> [Source data]:

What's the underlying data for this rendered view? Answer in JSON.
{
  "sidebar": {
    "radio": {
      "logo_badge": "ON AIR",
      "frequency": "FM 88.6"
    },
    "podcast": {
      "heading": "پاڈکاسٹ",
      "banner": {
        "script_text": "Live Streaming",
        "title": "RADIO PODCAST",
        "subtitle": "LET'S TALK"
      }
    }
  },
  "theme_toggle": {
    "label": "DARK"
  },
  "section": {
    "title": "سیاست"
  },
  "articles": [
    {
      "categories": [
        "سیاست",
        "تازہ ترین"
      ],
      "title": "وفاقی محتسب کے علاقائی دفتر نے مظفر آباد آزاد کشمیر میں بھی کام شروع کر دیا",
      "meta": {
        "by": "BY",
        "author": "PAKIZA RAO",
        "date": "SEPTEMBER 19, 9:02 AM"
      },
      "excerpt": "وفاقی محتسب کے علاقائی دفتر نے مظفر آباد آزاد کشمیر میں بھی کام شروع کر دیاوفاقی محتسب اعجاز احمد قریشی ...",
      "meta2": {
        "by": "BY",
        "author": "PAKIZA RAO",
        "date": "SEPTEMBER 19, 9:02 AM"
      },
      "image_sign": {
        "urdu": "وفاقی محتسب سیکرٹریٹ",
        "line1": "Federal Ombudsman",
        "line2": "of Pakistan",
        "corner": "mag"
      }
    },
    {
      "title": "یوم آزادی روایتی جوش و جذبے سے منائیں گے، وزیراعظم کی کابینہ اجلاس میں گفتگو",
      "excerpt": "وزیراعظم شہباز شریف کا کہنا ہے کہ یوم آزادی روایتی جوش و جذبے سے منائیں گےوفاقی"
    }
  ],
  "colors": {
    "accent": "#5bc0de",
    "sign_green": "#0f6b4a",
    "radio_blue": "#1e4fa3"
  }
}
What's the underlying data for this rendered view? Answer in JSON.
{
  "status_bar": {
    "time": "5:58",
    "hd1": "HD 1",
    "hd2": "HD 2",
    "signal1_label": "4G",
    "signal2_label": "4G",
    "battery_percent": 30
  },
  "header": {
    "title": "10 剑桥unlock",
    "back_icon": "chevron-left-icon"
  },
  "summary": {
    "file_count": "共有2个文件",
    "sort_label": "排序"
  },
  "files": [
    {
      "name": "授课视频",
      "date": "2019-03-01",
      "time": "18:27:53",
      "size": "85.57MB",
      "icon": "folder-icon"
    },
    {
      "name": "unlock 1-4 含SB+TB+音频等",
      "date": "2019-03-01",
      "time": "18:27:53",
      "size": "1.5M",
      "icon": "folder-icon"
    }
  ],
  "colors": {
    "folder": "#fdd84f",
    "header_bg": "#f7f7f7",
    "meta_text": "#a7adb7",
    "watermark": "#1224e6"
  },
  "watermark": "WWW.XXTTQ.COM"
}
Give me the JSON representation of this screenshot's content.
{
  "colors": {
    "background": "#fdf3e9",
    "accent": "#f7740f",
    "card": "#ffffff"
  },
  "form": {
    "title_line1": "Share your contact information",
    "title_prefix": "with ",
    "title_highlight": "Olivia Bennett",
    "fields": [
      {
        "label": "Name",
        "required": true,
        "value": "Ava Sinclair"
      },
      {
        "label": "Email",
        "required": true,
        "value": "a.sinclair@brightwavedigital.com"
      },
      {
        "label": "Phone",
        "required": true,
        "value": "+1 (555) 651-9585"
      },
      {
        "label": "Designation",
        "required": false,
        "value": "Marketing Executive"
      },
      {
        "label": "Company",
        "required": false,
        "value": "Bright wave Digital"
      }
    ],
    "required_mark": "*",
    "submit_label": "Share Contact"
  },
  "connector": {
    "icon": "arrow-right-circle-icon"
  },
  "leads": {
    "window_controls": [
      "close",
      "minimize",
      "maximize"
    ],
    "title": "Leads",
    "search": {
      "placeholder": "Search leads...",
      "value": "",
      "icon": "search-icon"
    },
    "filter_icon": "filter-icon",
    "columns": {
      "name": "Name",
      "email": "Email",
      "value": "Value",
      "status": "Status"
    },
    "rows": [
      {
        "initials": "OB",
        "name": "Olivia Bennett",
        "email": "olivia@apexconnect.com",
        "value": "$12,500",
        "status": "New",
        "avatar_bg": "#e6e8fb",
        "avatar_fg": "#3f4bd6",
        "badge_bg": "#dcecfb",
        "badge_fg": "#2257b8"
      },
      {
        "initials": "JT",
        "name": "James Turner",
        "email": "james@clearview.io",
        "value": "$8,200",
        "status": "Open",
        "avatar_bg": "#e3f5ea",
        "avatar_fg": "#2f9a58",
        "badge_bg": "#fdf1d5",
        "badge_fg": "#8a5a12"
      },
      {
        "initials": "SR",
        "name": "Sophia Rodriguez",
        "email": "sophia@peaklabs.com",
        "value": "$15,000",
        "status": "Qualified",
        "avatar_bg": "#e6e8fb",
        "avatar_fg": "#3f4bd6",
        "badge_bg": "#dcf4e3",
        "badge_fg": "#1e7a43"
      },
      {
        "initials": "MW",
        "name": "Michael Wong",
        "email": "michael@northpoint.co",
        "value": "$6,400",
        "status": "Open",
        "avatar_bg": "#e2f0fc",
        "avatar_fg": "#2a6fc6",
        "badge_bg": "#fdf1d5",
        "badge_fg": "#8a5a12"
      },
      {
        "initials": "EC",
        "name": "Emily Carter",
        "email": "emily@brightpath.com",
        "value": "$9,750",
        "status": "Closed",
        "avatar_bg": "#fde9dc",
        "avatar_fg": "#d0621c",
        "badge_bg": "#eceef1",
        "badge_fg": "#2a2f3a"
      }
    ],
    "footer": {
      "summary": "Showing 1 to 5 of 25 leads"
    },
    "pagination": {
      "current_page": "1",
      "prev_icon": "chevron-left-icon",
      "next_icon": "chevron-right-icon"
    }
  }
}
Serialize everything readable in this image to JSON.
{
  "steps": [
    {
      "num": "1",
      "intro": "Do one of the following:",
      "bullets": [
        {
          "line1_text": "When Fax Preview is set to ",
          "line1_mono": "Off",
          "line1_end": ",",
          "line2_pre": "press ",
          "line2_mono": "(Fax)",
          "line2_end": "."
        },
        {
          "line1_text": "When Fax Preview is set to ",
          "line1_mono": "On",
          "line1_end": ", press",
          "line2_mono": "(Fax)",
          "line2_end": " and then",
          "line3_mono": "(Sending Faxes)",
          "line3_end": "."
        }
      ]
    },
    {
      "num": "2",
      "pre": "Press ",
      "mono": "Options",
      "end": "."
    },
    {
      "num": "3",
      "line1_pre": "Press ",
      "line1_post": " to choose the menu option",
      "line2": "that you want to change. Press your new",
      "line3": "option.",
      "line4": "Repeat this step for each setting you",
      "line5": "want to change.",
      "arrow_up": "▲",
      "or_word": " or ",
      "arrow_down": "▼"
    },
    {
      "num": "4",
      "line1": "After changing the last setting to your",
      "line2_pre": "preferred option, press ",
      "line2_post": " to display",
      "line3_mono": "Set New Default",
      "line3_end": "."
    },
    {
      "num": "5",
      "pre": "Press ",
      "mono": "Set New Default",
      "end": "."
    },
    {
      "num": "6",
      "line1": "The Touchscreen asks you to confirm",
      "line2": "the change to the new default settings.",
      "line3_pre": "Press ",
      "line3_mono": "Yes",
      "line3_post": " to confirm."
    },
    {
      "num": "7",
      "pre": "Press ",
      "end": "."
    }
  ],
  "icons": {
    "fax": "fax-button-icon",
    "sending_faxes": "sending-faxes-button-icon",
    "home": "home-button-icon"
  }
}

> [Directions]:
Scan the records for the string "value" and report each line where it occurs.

> [Finished exercise]:
        "value": "Ava Sinclair"
        "value": "a.sinclair@brightwavedigital.com"
        "value": "+1 (555) 651-9585"
        "value": "Marketing Executive"
        "value": "Bright wave Digital"
      "value": "",
      "value": "Value",
        "value": "$12,500",
        "value": "$8,200",
        "value": "$15,000",
        "value": "$6,400",
        "value": "$9,750",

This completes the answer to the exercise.